I originally wanted to explore using these intriguing SHARP memory displays for monitoring sensors and controlling smart switches around the house. These displays are sort of a love child between e-ink (low power) and LCDs (fast refresh rate). It is the same display used in Panic's anticipated Playdate handheld console.

With an ESP32 dev board, a rotary encoder and three mechanical switches, I started writing the code to display  sensor data and control the switches. It all works through the magic of MQTT messages and commands.

The smart switches are Shellys running Tasmota, an open source firmware that knows how to speak MQTT. It listens to commands like "on" and "off" and report back their current state via small MQTT payloads.

On the right-hand side in the picture above are the readouts of a few capacitive soil moisture sensors (similar to this on from Adafruit) and temperature sensors around the house. They periodically publish their readings to specific topics and the MQTT broker forwards them to interested subscribers. In this case, the code running on the ESP32 subscribes itself to these topics and displays the latest data whenever a new message arrives.

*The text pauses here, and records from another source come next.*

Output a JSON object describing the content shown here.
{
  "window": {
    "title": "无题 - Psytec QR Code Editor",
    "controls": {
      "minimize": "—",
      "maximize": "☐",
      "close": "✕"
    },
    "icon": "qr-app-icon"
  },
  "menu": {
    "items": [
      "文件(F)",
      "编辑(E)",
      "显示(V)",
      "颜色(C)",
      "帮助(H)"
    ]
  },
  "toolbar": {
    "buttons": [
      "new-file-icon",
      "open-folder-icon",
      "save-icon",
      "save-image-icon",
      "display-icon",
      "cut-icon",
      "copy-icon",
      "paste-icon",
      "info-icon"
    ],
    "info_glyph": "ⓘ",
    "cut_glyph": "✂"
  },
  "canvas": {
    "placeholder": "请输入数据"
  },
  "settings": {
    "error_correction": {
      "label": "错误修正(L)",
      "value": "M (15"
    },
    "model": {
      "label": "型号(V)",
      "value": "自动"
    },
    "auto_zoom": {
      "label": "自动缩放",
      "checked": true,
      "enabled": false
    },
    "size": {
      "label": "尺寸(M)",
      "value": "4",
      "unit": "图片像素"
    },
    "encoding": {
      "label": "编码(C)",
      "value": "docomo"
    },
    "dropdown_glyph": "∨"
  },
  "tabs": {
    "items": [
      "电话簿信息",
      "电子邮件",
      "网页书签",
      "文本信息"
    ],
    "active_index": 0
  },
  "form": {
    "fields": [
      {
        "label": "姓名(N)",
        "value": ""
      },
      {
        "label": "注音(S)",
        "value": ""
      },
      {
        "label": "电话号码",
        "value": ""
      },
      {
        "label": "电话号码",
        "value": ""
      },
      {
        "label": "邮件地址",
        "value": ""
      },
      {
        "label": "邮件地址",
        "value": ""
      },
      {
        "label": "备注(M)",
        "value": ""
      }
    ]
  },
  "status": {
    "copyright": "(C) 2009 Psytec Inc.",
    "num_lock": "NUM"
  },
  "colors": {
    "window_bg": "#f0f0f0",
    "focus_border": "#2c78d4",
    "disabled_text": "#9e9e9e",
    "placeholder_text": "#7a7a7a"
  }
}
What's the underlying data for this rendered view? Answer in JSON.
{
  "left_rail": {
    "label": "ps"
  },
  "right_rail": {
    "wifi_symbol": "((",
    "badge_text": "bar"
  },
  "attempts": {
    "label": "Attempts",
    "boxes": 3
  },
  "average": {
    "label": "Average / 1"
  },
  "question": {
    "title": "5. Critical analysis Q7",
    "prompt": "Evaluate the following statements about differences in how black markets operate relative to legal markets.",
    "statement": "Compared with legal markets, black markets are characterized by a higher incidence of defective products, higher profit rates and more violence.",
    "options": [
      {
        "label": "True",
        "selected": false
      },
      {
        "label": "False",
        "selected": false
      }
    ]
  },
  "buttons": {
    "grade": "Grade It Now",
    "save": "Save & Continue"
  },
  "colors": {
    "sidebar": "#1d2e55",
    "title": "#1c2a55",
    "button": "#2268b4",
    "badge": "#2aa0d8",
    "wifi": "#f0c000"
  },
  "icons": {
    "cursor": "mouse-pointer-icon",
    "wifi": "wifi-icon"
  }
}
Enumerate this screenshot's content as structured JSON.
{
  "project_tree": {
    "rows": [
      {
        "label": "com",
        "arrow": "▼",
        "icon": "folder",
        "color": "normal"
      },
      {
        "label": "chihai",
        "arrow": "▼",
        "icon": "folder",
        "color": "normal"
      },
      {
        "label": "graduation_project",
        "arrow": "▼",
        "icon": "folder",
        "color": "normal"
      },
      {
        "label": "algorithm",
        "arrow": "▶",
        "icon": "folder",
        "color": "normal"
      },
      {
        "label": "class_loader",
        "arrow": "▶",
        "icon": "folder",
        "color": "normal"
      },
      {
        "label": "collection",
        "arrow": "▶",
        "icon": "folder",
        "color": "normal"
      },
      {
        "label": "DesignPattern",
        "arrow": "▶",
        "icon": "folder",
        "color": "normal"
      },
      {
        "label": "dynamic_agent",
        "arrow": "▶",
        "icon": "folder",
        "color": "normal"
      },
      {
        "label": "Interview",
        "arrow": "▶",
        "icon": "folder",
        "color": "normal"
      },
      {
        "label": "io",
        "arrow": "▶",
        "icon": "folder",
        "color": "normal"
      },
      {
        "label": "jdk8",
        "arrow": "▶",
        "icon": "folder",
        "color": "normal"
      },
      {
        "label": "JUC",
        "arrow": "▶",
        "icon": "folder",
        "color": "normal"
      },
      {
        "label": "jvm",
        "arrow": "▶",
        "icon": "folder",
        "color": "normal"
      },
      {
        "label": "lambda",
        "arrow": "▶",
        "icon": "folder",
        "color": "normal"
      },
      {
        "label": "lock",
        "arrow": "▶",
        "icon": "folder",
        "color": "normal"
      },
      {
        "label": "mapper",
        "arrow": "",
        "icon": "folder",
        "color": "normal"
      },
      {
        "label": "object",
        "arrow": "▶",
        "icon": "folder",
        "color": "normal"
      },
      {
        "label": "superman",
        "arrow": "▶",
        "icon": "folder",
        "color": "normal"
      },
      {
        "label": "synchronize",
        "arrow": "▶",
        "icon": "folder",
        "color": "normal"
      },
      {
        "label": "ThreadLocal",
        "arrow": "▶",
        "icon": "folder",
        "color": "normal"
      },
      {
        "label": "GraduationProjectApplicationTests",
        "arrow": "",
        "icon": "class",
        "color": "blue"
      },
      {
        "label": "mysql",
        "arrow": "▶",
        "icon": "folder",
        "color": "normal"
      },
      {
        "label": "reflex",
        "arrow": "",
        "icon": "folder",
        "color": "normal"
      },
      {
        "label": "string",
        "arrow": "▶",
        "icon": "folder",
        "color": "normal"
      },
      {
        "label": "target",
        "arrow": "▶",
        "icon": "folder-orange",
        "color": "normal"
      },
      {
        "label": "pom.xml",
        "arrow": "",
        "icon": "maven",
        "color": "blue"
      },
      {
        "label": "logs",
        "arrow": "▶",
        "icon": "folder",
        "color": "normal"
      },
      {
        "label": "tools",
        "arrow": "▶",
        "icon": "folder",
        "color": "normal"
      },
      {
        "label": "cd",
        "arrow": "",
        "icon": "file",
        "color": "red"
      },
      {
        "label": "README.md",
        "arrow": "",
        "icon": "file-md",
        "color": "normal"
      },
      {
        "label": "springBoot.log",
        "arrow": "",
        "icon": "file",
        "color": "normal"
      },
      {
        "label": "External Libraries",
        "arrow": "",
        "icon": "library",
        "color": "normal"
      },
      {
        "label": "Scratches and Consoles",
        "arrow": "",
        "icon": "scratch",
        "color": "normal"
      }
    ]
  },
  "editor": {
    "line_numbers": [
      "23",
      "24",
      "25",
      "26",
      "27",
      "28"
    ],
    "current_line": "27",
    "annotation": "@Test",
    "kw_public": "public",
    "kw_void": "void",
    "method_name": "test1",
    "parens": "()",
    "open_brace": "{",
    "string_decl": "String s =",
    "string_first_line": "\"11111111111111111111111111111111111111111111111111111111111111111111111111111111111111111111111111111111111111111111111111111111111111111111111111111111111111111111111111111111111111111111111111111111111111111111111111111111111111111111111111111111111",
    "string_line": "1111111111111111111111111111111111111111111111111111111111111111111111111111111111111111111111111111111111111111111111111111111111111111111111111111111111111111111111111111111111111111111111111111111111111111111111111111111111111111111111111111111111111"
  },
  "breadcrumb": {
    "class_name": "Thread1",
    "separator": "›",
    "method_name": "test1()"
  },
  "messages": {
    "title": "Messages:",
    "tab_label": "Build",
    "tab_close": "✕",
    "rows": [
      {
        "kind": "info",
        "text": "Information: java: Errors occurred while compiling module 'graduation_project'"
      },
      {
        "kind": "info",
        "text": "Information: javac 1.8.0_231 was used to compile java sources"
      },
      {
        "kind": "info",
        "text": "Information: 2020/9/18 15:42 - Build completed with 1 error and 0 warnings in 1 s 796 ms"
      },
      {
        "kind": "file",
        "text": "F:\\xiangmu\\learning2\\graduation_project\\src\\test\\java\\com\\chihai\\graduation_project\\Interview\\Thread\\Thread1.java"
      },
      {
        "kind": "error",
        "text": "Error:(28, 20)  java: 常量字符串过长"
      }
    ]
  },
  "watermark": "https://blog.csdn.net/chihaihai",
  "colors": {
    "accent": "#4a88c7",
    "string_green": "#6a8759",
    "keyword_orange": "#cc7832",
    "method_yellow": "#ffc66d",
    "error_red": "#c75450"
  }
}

I didn't want to commit to specific displays or input devices, so I tried to make most of the code platform agnostic. The code running in the video above is the Arduino-land implementation of the input system and the output display.

As an example of porting the code to a different platform, on the same repo there is a software-only implementation of virtual inputs and display, which I run on my macbook. It should be relatively cross-platform:

All the code and 3d printable parts are in github.com/rbaron/deskmate.